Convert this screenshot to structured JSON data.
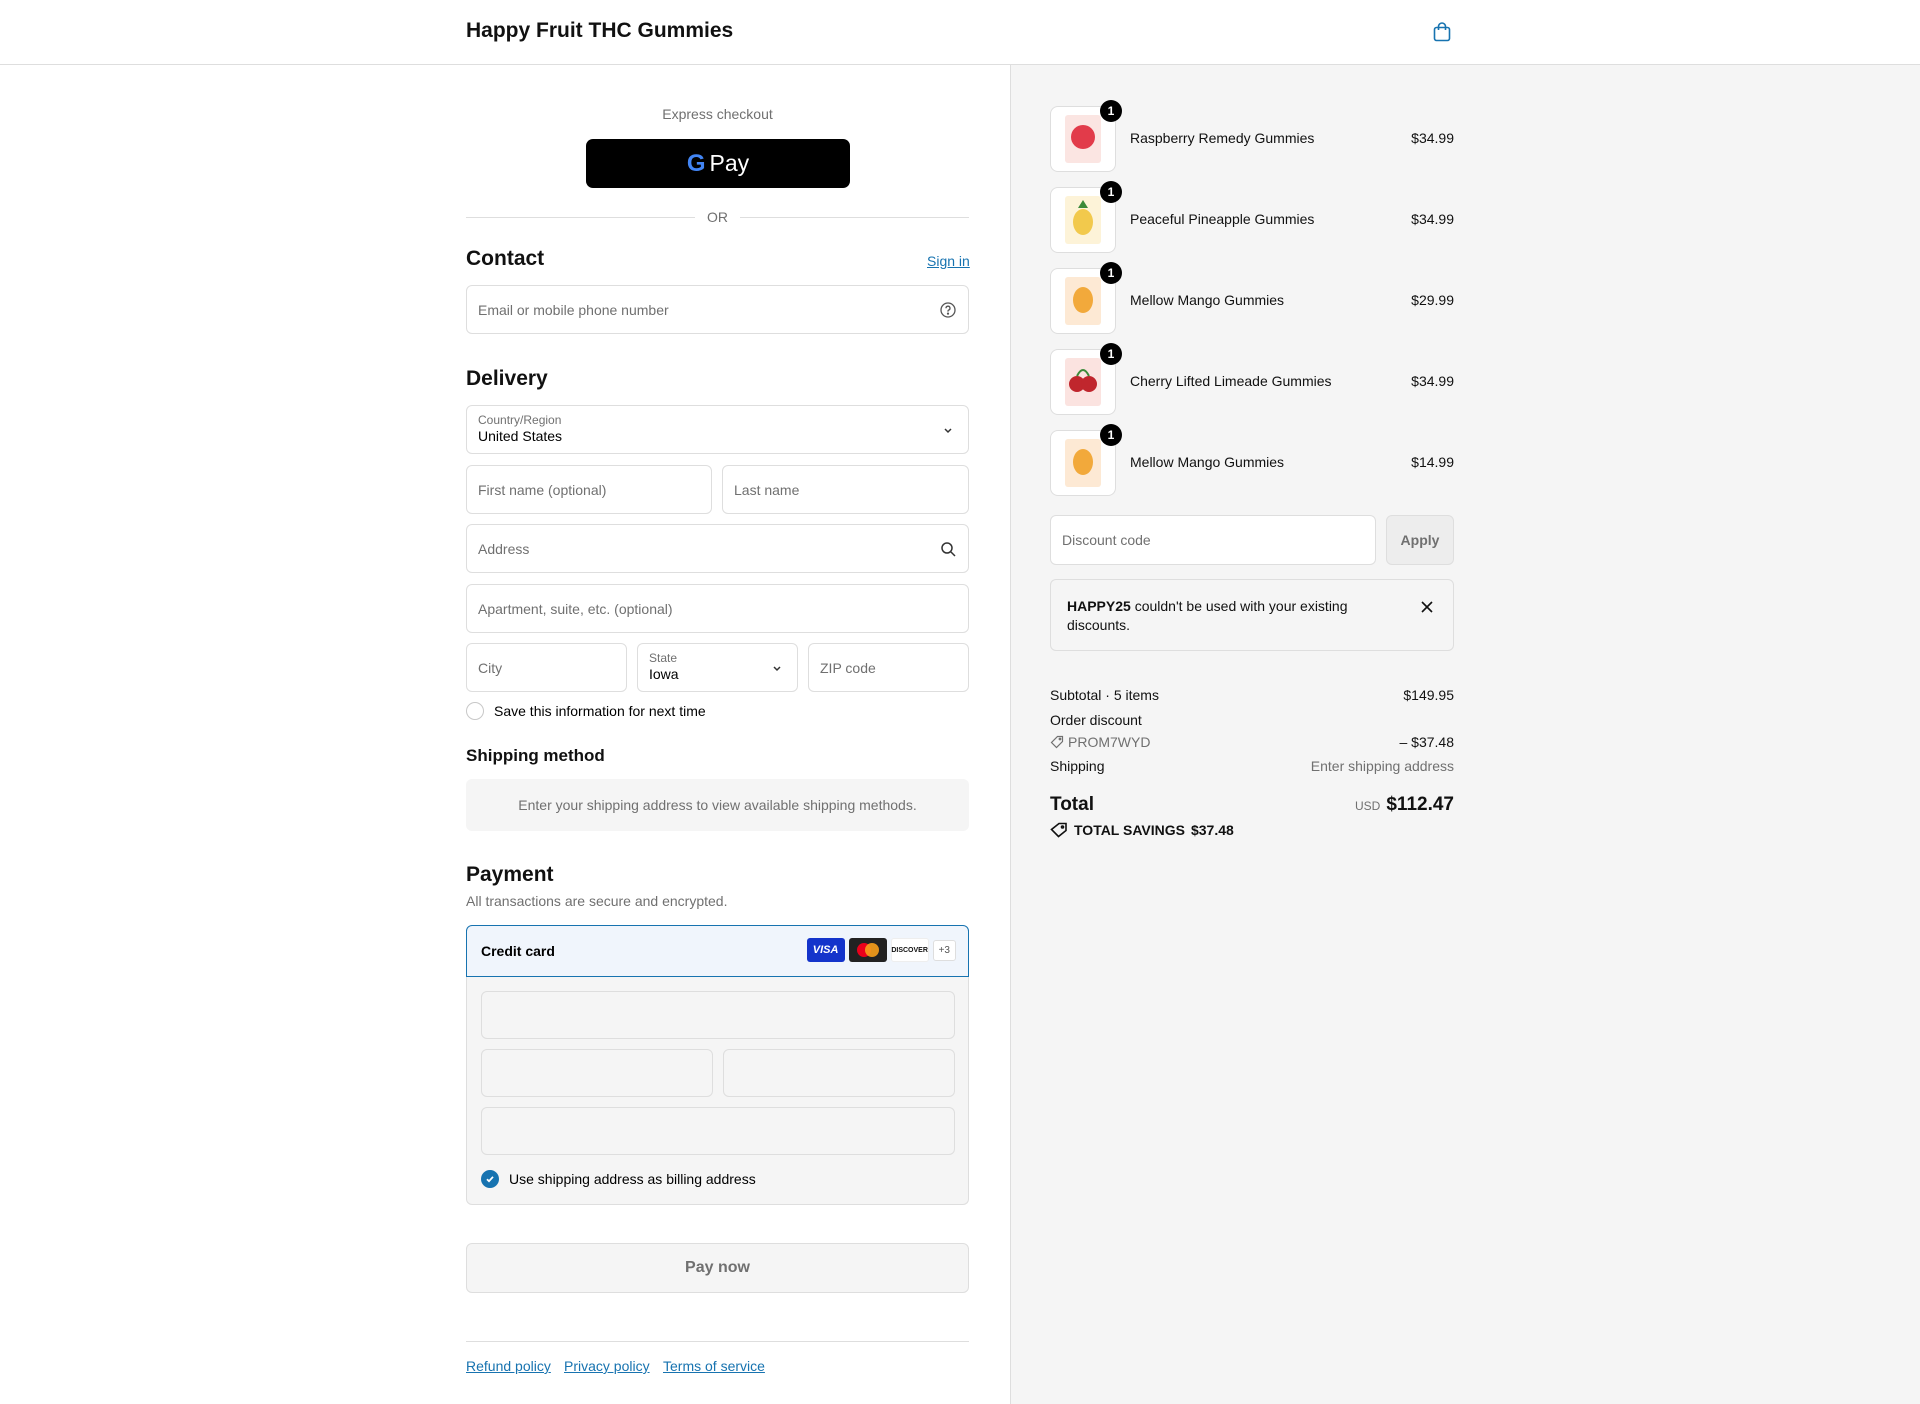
{
  "header": {
    "brand": "Happy Fruit THC Gummies"
  },
  "express": {
    "label": "Express checkout",
    "gpay_label": "Pay",
    "or": "OR"
  },
  "contact": {
    "title": "Contact",
    "sign_in": "Sign in",
    "email_placeholder": "Email or mobile phone number"
  },
  "delivery": {
    "title": "Delivery",
    "country_label": "Country/Region",
    "country_value": "United States",
    "first_name_placeholder": "First name (optional)",
    "last_name_placeholder": "Last name",
    "address_placeholder": "Address",
    "apartment_placeholder": "Apartment, suite, etc. (optional)",
    "city_placeholder": "City",
    "state_label": "State",
    "state_value": "Iowa",
    "zip_placeholder": "ZIP code",
    "save_info": "Save this information for next time"
  },
  "shipping": {
    "title": "Shipping method",
    "info": "Enter your shipping address to view available shipping methods."
  },
  "payment": {
    "title": "Payment",
    "subtitle": "All transactions are secure and encrypted.",
    "method": "Credit card",
    "cards": [
      "VISA",
      "Mastercard",
      "DISCOVER"
    ],
    "more_cards": "+3",
    "billing_same": "Use shipping address as billing address",
    "pay_now": "Pay now"
  },
  "footer": {
    "links": [
      "Refund policy",
      "Privacy policy",
      "Terms of service"
    ]
  },
  "summary": {
    "items": [
      {
        "name": "Raspberry Remedy Gummies",
        "price": "$34.99",
        "qty": "1",
        "color": "#e23b4a"
      },
      {
        "name": "Peaceful Pineapple Gummies",
        "price": "$34.99",
        "qty": "1",
        "color": "#f2c94c"
      },
      {
        "name": "Mellow Mango Gummies",
        "price": "$29.99",
        "qty": "1",
        "color": "#f2a93b"
      },
      {
        "name": "Cherry Lifted Limeade Gummies",
        "price": "$34.99",
        "qty": "1",
        "color": "#c0262d"
      },
      {
        "name": "Mellow Mango Gummies",
        "price": "$14.99",
        "qty": "1",
        "color": "#f2a93b"
      }
    ],
    "discount_placeholder": "Discount code",
    "apply": "Apply",
    "notice_code": "HAPPY25",
    "notice_text": " couldn't be used with your existing discounts.",
    "subtotal_label": "Subtotal · 5 items",
    "subtotal_value": "$149.95",
    "order_discount_label": "Order discount",
    "discount_code": "PROM7WYD",
    "discount_value": "– $37.48",
    "shipping_label": "Shipping",
    "shipping_value": "Enter shipping address",
    "total_label": "Total",
    "currency": "USD",
    "total_value": "$112.47",
    "savings_label": "TOTAL SAVINGS",
    "savings_value": "$37.48"
  },
  "colors": {
    "accent": "#1773b0",
    "gpay_bg": "#000000",
    "visa": "#1434cb"
  }
}
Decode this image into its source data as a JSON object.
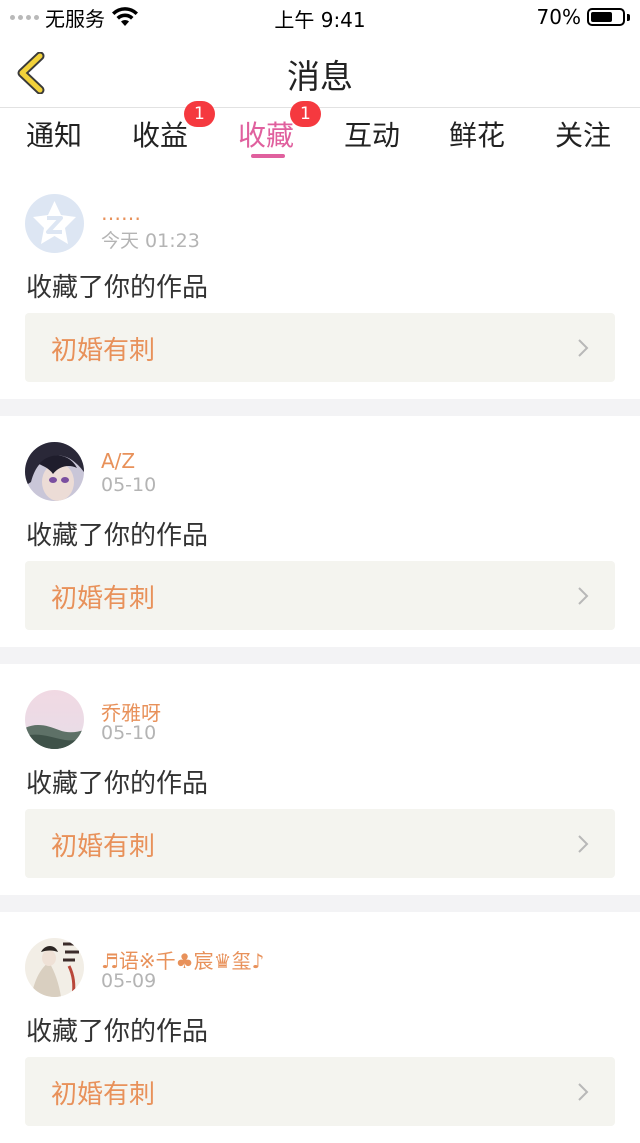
{
  "status_bar": {
    "carrier": "无服务",
    "time": "上午 9:41",
    "battery": "70%",
    "battery_level": 0.7,
    "icons": [
      "signal-dots-icon",
      "wifi-icon",
      "battery-icon"
    ]
  },
  "nav": {
    "title": "消息",
    "back_icon": "chevron-left-icon",
    "accent_back_color": "#f2d23a"
  },
  "tabs": [
    {
      "label": "通知"
    },
    {
      "label": "收益",
      "badge": "1"
    },
    {
      "label": "收藏",
      "badge": "1",
      "active": true
    },
    {
      "label": "互动"
    },
    {
      "label": "鲜花"
    },
    {
      "label": "关注"
    }
  ],
  "colors": {
    "active_tab": "#e0609e",
    "badge": "#f5393f",
    "username": "#e8915a",
    "work_title": "#e8915a",
    "separator": "#f3f3f5"
  },
  "messages": [
    {
      "user": "……",
      "time": "今天 01:23",
      "text": "收藏了你的作品",
      "work": "初婚有刺",
      "avatar": "default-avatar-icon"
    },
    {
      "user": "A/Z",
      "time": "05-10",
      "text": "收藏了你的作品",
      "work": "初婚有刺",
      "avatar": "anime-avatar"
    },
    {
      "user": "乔雅呀",
      "time": "05-10",
      "text": "收藏了你的作品",
      "work": "初婚有刺",
      "avatar": "landscape-avatar"
    },
    {
      "user": "♬语※千♣宸♛玺♪",
      "time": "05-09",
      "text": "收藏了你的作品",
      "work": "初婚有刺",
      "avatar": "book-cover-avatar"
    }
  ]
}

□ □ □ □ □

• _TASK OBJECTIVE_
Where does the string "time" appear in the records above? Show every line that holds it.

• _ANSWER BOX_
    "save_info": "Save this information for next time"
    "time": "上午 9:41",
      "time": "今天 01:23",
      "time": "05-10",
      "time": "05-10",
      "time": "05-09",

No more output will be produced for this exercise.